Supplied records:
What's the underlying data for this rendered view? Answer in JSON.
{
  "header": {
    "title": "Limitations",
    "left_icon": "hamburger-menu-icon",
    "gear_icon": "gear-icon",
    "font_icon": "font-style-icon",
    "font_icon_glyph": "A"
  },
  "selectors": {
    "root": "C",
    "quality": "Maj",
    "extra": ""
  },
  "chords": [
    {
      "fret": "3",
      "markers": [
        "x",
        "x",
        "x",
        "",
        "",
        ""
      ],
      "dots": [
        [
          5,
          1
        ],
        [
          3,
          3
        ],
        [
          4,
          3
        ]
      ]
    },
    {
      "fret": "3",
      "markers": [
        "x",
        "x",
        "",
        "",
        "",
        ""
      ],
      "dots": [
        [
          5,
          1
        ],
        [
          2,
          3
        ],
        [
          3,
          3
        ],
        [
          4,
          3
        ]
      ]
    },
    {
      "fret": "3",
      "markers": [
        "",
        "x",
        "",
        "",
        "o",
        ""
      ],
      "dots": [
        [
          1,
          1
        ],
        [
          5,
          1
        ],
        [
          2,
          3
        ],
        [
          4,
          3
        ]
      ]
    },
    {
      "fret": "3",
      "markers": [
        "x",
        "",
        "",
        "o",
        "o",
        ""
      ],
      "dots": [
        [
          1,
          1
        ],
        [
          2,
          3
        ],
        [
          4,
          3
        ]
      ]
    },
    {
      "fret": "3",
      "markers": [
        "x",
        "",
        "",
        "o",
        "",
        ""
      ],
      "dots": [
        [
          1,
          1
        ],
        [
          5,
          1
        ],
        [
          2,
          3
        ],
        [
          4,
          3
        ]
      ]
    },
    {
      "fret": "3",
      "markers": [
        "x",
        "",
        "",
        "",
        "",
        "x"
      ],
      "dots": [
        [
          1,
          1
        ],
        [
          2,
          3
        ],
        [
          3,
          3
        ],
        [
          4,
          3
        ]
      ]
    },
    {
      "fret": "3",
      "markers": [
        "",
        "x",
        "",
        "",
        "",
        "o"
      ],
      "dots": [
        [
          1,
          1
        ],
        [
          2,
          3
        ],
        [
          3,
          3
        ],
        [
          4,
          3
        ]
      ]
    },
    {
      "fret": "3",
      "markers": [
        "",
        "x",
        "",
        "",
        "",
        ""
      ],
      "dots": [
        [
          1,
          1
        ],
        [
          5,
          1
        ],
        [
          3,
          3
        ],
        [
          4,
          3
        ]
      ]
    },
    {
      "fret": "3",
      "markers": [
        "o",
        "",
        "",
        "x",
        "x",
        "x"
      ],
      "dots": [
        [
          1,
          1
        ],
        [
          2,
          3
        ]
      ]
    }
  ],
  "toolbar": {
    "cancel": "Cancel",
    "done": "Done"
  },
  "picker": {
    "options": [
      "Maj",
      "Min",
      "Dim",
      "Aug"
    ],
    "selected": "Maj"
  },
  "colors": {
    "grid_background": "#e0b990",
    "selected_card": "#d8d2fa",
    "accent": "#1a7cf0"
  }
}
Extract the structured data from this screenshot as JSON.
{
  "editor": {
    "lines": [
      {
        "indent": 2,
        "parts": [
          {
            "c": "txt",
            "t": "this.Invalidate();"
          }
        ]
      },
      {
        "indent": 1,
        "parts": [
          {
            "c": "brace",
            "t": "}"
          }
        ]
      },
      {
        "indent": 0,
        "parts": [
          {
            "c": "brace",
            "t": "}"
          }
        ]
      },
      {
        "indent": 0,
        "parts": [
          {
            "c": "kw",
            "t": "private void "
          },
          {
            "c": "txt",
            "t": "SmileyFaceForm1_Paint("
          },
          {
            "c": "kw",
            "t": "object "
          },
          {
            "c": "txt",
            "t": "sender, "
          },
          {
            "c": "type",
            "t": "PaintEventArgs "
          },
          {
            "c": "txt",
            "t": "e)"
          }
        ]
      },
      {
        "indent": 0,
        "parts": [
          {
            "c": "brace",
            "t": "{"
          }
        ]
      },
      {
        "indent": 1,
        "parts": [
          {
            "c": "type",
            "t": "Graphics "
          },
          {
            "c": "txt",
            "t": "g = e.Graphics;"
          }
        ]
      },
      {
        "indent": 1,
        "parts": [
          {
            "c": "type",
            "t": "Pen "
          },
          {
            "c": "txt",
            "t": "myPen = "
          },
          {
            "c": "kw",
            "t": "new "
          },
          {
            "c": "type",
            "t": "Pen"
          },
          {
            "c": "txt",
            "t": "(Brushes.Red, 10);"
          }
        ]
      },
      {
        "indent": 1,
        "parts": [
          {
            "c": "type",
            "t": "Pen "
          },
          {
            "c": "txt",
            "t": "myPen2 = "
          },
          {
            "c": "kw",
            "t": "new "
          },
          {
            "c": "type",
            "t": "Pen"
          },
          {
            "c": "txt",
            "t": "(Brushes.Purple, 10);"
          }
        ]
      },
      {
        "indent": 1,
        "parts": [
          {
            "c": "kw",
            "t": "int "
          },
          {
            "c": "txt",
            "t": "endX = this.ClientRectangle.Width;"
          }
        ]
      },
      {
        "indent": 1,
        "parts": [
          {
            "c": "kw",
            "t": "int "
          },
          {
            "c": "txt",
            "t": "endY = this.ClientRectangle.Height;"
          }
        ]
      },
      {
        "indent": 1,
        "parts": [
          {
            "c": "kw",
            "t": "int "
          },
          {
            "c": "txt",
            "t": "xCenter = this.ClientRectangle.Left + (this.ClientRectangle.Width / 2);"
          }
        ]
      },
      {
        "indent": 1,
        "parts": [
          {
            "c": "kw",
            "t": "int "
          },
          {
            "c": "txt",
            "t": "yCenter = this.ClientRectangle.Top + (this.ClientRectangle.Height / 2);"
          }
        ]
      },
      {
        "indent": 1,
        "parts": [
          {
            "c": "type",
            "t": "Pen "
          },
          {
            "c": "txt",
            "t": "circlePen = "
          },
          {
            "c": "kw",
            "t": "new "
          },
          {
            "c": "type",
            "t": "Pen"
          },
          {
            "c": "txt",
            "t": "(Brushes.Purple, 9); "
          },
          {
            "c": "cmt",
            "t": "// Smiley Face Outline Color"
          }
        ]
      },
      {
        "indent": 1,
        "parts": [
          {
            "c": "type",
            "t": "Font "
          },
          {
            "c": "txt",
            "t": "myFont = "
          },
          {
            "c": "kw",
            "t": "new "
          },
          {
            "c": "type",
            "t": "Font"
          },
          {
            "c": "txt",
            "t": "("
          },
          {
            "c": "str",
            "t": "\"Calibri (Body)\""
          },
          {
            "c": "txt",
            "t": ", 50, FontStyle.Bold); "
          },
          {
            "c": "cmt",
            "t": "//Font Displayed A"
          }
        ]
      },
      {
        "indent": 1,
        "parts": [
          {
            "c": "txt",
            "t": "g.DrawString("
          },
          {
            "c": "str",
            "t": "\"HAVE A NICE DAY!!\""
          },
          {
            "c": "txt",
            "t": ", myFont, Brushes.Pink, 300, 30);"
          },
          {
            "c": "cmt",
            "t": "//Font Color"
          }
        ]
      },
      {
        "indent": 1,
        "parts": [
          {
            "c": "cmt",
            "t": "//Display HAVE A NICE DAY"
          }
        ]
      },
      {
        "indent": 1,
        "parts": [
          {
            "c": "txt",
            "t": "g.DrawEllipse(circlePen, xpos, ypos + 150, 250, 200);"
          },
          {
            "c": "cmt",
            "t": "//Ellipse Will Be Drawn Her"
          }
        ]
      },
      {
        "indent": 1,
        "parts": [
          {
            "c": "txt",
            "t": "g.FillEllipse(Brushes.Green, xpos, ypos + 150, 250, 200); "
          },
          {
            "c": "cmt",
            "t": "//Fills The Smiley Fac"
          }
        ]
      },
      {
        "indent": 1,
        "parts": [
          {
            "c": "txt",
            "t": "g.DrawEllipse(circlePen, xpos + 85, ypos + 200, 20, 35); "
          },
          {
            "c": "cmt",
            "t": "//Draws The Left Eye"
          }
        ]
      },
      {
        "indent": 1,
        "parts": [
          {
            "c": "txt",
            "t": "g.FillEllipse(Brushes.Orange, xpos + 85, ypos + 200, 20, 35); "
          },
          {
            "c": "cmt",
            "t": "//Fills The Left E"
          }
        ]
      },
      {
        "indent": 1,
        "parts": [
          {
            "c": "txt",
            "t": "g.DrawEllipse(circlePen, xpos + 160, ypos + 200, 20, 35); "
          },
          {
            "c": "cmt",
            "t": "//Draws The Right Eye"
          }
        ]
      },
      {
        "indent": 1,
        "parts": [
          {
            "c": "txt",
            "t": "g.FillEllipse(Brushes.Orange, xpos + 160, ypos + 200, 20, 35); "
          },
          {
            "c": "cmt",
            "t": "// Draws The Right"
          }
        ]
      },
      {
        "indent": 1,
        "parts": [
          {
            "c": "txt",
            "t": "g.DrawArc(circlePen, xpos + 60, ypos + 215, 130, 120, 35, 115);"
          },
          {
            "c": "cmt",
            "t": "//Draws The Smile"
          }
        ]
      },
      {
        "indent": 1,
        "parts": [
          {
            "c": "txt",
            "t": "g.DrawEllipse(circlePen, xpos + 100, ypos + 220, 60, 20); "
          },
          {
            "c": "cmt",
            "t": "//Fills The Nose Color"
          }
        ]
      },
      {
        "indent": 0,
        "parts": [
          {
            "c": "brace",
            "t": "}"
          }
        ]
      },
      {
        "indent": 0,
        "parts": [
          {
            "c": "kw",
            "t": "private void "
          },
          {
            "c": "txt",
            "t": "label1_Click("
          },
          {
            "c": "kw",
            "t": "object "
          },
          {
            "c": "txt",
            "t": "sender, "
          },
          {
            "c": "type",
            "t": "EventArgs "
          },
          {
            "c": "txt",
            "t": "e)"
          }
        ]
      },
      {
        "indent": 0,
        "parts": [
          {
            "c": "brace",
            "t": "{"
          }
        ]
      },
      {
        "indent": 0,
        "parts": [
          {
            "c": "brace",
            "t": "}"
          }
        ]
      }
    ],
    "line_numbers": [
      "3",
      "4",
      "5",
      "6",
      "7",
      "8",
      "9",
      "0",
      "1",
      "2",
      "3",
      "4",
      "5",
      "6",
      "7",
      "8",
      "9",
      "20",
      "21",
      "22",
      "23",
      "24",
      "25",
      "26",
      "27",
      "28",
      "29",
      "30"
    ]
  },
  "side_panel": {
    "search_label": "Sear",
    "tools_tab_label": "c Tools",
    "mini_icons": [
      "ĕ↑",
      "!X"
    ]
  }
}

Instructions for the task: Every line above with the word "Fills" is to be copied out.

Exercise response:
            "t": "//Fills The Smiley Fac"
            "t": "//Fills The Left E"
            "t": "//Fills The Nose Color"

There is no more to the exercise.